Page: 827


Senator COULTER —My question is directed to the Minister for Industry, Science and Technology. Will the minister confirm that CSIRO will close several agricultural research centres as a result of cuts to its budget? Is it true that woolgrowers have substantially paid for research centres through the wool levy? Have woolgrowers been consulted about the imminent closures? Finally, is it true that the government has defined small business as employing 20 people or having a turnover of $2 million, and that CSIRO has adopted this definition for the purposes of its support for small business? Has this not removed Australia's 100,000 farmers from the attention they deserve from CSIRO?

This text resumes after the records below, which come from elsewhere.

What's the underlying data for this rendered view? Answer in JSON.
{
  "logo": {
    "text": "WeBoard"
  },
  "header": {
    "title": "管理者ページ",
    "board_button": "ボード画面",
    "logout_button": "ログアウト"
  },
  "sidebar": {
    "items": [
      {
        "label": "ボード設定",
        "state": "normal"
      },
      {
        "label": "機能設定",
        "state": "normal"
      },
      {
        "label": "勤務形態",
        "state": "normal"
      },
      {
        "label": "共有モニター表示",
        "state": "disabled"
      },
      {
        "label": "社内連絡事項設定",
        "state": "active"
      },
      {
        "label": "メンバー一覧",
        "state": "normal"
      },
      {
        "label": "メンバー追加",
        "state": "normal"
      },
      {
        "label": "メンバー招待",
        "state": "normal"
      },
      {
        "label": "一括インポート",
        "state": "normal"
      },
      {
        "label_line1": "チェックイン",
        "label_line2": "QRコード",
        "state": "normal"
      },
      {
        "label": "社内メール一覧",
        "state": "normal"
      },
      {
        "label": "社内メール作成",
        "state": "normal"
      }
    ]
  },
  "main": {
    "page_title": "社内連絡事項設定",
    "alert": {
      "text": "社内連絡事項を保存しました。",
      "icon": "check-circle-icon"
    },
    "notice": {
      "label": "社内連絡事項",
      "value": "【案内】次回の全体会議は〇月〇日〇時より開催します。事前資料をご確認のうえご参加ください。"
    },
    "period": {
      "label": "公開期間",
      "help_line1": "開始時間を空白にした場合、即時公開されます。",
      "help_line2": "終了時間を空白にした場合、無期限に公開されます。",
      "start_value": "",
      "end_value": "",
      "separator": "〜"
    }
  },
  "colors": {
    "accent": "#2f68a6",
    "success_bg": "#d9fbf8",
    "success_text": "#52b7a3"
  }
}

Senator COOK —I remind the Senate that in this budget we have increased baseline funding to the CSIRO. Also, the CSIRO expects to increase its commercial earnings. It will be able to access the jobs compact and increase its staff employment in support areas as well. Overall, funding to the CSIRO is up, and up significantly.

  Before I turn to the questions, I might add one other rider. This is a one-line appropriation by the government. We appoint a board to the CSIRO in which we have great confidence and faith. It makes the allocations to the scientific priorities of this nation, unadvised by the government. It makes choices as to how it expends the funds within the CSIRO.

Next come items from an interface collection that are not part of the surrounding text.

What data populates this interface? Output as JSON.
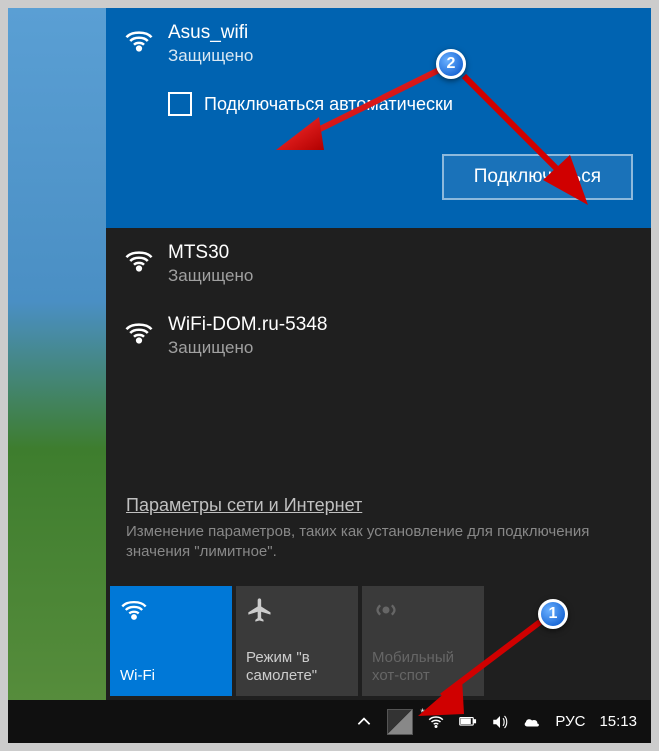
{
  "networks": [
    {
      "name": "Asus_wifi",
      "status": "Защищено",
      "selected": true,
      "auto_connect_label": "Подключаться автоматически",
      "connect_button": "Подключиться"
    },
    {
      "name": "MTS30",
      "status": "Защищено"
    },
    {
      "name": "WiFi-DOM.ru-5348",
      "status": "Защищено"
    }
  ],
  "settings": {
    "link": "Параметры сети и Интернет",
    "description": "Изменение параметров, таких как установление для подключения значения \"лимитное\"."
  },
  "tiles": {
    "wifi": "Wi-Fi",
    "airplane": "Режим \"в самолете\"",
    "hotspot": "Мобильный хот-спот"
  },
  "taskbar": {
    "lang": "РУС",
    "time": "15:13"
  },
  "callouts": {
    "one": "1",
    "two": "2"
  }
}
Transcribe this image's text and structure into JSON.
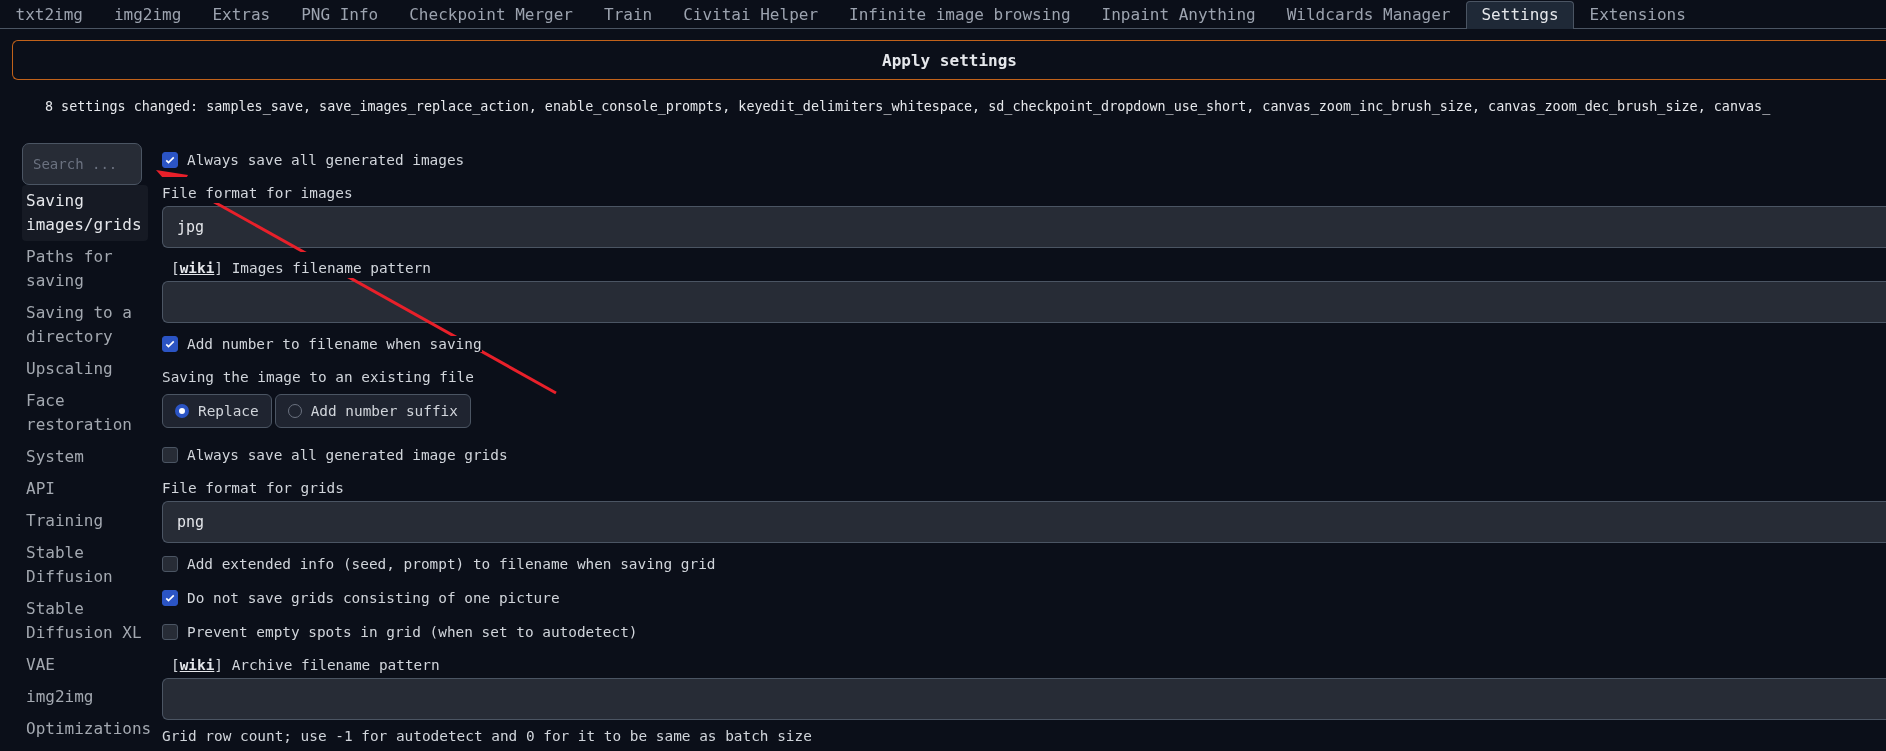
{
  "tabs": [
    {
      "label": "txt2img",
      "selected": false
    },
    {
      "label": "img2img",
      "selected": false
    },
    {
      "label": "Extras",
      "selected": false
    },
    {
      "label": "PNG Info",
      "selected": false
    },
    {
      "label": "Checkpoint Merger",
      "selected": false
    },
    {
      "label": "Train",
      "selected": false
    },
    {
      "label": "Civitai Helper",
      "selected": false
    },
    {
      "label": "Infinite image browsing",
      "selected": false
    },
    {
      "label": "Inpaint Anything",
      "selected": false
    },
    {
      "label": "Wildcards Manager",
      "selected": false
    },
    {
      "label": "Settings",
      "selected": true
    },
    {
      "label": "Extensions",
      "selected": false
    }
  ],
  "apply_button": "Apply settings",
  "changed_notice": "8 settings changed: samples_save, save_images_replace_action, enable_console_prompts, keyedit_delimiters_whitespace, sd_checkpoint_dropdown_use_short, canvas_zoom_inc_brush_size, canvas_zoom_dec_brush_size, canvas_",
  "sidebar": {
    "search": {
      "placeholder": "Search ..."
    },
    "items": [
      {
        "label": "Saving images/grids",
        "selected": true
      },
      {
        "label": "Paths for saving",
        "selected": false
      },
      {
        "label": "Saving to a directory",
        "selected": false
      },
      {
        "label": "Upscaling",
        "selected": false
      },
      {
        "label": "Face restoration",
        "selected": false
      },
      {
        "label": "System",
        "selected": false
      },
      {
        "label": "API",
        "selected": false
      },
      {
        "label": "Training",
        "selected": false
      },
      {
        "label": "Stable Diffusion",
        "selected": false
      },
      {
        "label": "Stable Diffusion XL",
        "selected": false
      },
      {
        "label": "VAE",
        "selected": false
      },
      {
        "label": "img2img",
        "selected": false
      },
      {
        "label": "Optimizations",
        "selected": false
      }
    ]
  },
  "settings": [
    {
      "kind": "checkbox",
      "label": "Always save all generated images",
      "checked": true
    },
    {
      "kind": "field",
      "label": "File format for images",
      "value": "jpg"
    },
    {
      "kind": "field",
      "label_before": "[",
      "link": "wiki",
      "label": "] Images filename pattern"
    },
    {
      "kind": "checkbox",
      "label": "Add number to filename when saving",
      "checked": true
    },
    {
      "kind": "radio",
      "label": "Saving the image to an existing file",
      "options": [
        {
          "label": "Replace",
          "selected": true
        },
        {
          "label": "Add number suffix",
          "selected": false
        }
      ]
    },
    {
      "kind": "checkbox",
      "label": "Always save all generated image grids",
      "checked": false
    },
    {
      "kind": "field",
      "label": "File format for grids",
      "value": "png"
    },
    {
      "kind": "checkbox",
      "label": "Add extended info (seed, prompt) to filename when saving grid",
      "checked": false
    },
    {
      "kind": "checkbox",
      "label": "Do not save grids consisting of one picture",
      "checked": true
    },
    {
      "kind": "checkbox",
      "label": "Prevent empty spots in grid (when set to autodetect)",
      "checked": false
    },
    {
      "kind": "field",
      "label_before": "[",
      "link": "wiki",
      "label": "] Archive filename pattern"
    },
    {
      "kind": "text",
      "label": "Grid row count; use -1 for autodetect and 0 for it to be same as batch size"
    }
  ],
  "annotations": [
    {
      "kind": "arrow"
    }
  ]
}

  In response to the first question, restructuring proposals are being considered within the CSIRO's Institute of Animal Production and Processing. These proposals are designed to enable the CSIRO to better support the changing needs of its stakeholders in the animal food and fibre industries for the next 10 years. The proposals are currently being put to staff, stakeholders and unions and include the proposal that the institute consolidate its research effort from the current 27 sites to 17 sites, thereby cutting overheads and administrative costs.

  The proposals would result in a consolidation of animal health and wool research at Geelong and of tropical animal and plant research at St Lucia in Brisbane. They would include the transfer of wool technology staff from Ryde in Sydney to the main laboratory in Geelong, and the transfer of animal health staff at Parkville in Melbourne to the Australian Animal Health Laboratory also at Geelong. It is also proposed to move tropical animal production staff from Indooroopilly in Brisbane to the Division of Tropical Crops and Pastures at the University of Queensland, St Lucia, and to Rockhampton and to reduce poultry production research in the Division of Animal Production.

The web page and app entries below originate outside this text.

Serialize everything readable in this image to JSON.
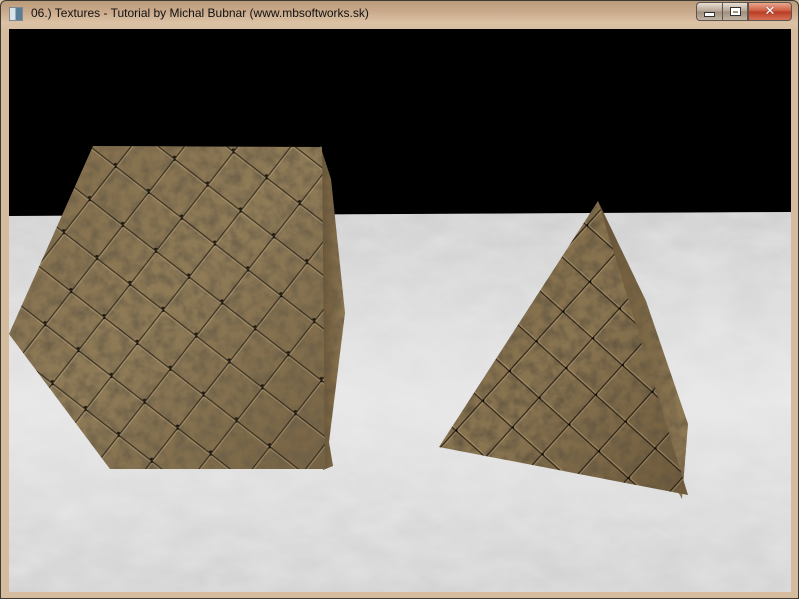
{
  "window": {
    "title": "06.) Textures - Tutorial by Michal Bubnar (www.mbsoftworks.sk)",
    "controls": {
      "minimize": "minimize",
      "maximize": "maximize",
      "close": "close"
    }
  },
  "scene": {
    "sky_color": "#000000",
    "floor_color": "#d8d8d8",
    "objects": [
      {
        "name": "textured-cube",
        "texture": "cracked diamond-pattern stone tiles"
      },
      {
        "name": "textured-pyramid",
        "texture": "cracked diamond-pattern stone tiles"
      }
    ]
  }
}
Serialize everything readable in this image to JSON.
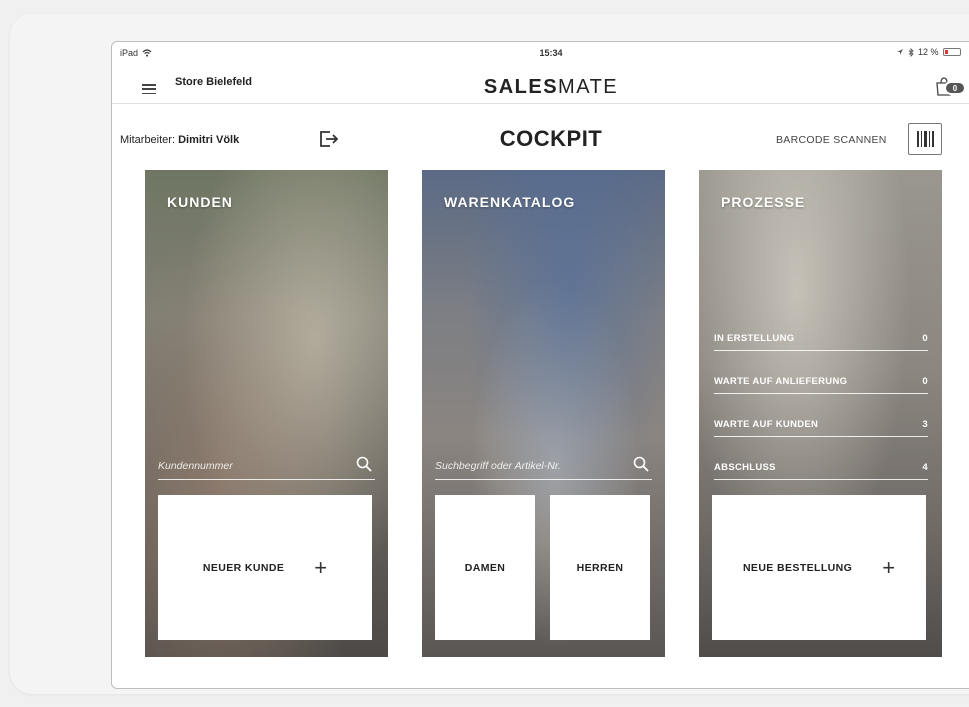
{
  "status_bar": {
    "device": "iPad",
    "time": "15:34",
    "battery": "12 %"
  },
  "header": {
    "store_name": "Store Bielefeld",
    "logo_bold": "SALES",
    "logo_light": "MATE",
    "cart_count": "0"
  },
  "toolbar": {
    "employee_label": "Mitarbeiter:",
    "employee_name": "Dimitri Völk",
    "page_title": "COCKPIT",
    "barcode_label": "BARCODE SCANNEN"
  },
  "panels": {
    "kunden": {
      "title": "KUNDEN",
      "search_placeholder": "Kundennummer",
      "new_button_label": "NEUER KUNDE",
      "plus": "+"
    },
    "warenkatalog": {
      "title": "WARENKATALOG",
      "search_placeholder": "Suchbegriff oder Artikel-Nr.",
      "tiles": [
        "DAMEN",
        "HERREN"
      ]
    },
    "prozesse": {
      "title": "PROZESSE",
      "rows": [
        {
          "label": "IN ERSTELLUNG",
          "count": "0"
        },
        {
          "label": "WARTE AUF ANLIEFERUNG",
          "count": "0"
        },
        {
          "label": "WARTE AUF KUNDEN",
          "count": "3"
        },
        {
          "label": "ABSCHLUSS",
          "count": "4"
        }
      ],
      "new_button_label": "NEUE BESTELLUNG",
      "plus": "+"
    }
  }
}
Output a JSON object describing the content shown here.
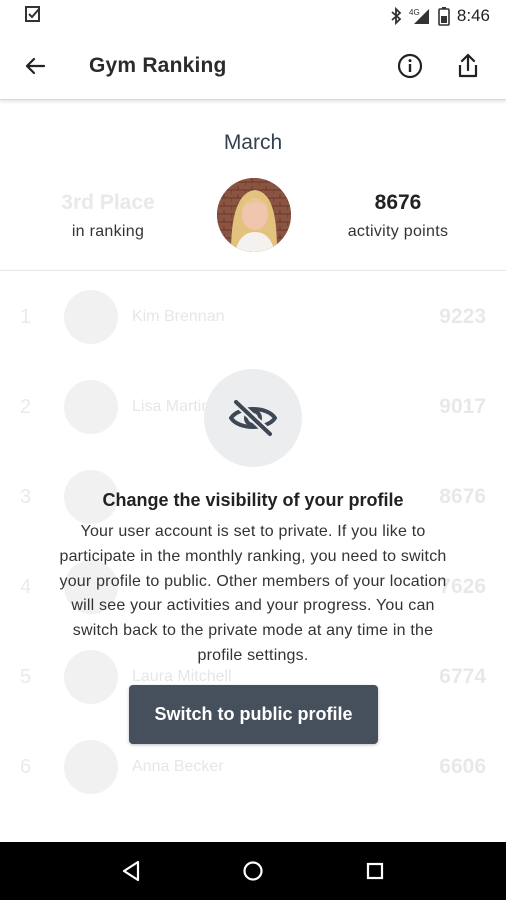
{
  "status_bar": {
    "time": "8:46",
    "network": "4G",
    "icons": [
      "task-check-icon",
      "bluetooth-icon",
      "cellular-signal-icon",
      "battery-icon"
    ]
  },
  "app_bar": {
    "title": "Gym Ranking",
    "icons": [
      "back-arrow-icon",
      "info-icon",
      "share-icon"
    ]
  },
  "header": {
    "month": "March",
    "rank_place": "3rd Place",
    "rank_label": "in ranking",
    "points_value": "8676",
    "points_label": "activity points"
  },
  "ranking": {
    "rows": [
      {
        "rank": "1",
        "name": "Kim Brennan",
        "points": "9223"
      },
      {
        "rank": "2",
        "name": "Lisa Martin",
        "points": "9017"
      },
      {
        "rank": "3",
        "name": "",
        "points": "8676"
      },
      {
        "rank": "4",
        "name": "",
        "points": "7626"
      },
      {
        "rank": "5",
        "name": "Laura Mitchell",
        "points": "6774"
      },
      {
        "rank": "6",
        "name": "Anna Becker",
        "points": "6606"
      }
    ]
  },
  "privacy_dialog": {
    "icon": "eye-off-icon",
    "title": "Change the visibility of your profile",
    "body_lines": [
      "Your user account is set to private. If you like to",
      "participate in the monthly ranking, you need to switch",
      "your profile to public. Other members of your location",
      "will see your activities and your progress. You can",
      "switch back to the private mode at any time in the",
      "profile settings."
    ],
    "button_label": "Switch to public profile"
  },
  "nav_bar": {
    "icons": [
      "nav-back-icon",
      "nav-home-icon",
      "nav-recents-icon"
    ]
  },
  "colors": {
    "primary_button": "#46505c",
    "month_text": "#364150",
    "eye_circle_bg": "#ecedee"
  }
}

  It is further proposed that a number of sites be disposed of, including part of the Glenthorne site in Adelaide, Yallanoon in Western Australia and Longford at Armidale in New South Wales. All of those proposals are in line with CSIRO policy to consolidate its efforts on fewer sites but—here is the rub—no decisions will be made before extensive discussion has been carried out and the final options are put to the CSIRO board.

  To the second question about woolgrowers and the levy, the answer is no. Most of the centres in question were purchased over 40 years ago and woolgrowers contributed relatively little to their purchase. In the interim, the CSIRO has cared for, maintained and expended funds on those facilities.

  To the third question about whether woolgrowers had been consulted, the answer is yes. Dr Donald of the Institute of Animal Production and Processing has briefed the directors of the NFF and the Wool Council of Australia and has been invited by the Wool Council of Australia to talk to it on 9 June. He has also offered to speak to the board of the Australian Wool Research and Promotion Organisation.

  In answer to the last question, the relevance of which I do not see, the CSIRO worked with McKinsey and Co. in 1993 to examine the technological needs of Australia's small to medium businesses. They were defined in that study and in subsequent policy considerations within CSIRO as ranging from 20 employees and/or a turnover of $2 million per annum to 500 employees and/or a turnover of $100 million per annum. It has absolutely no effect on CSIRO's research in the rural industries area.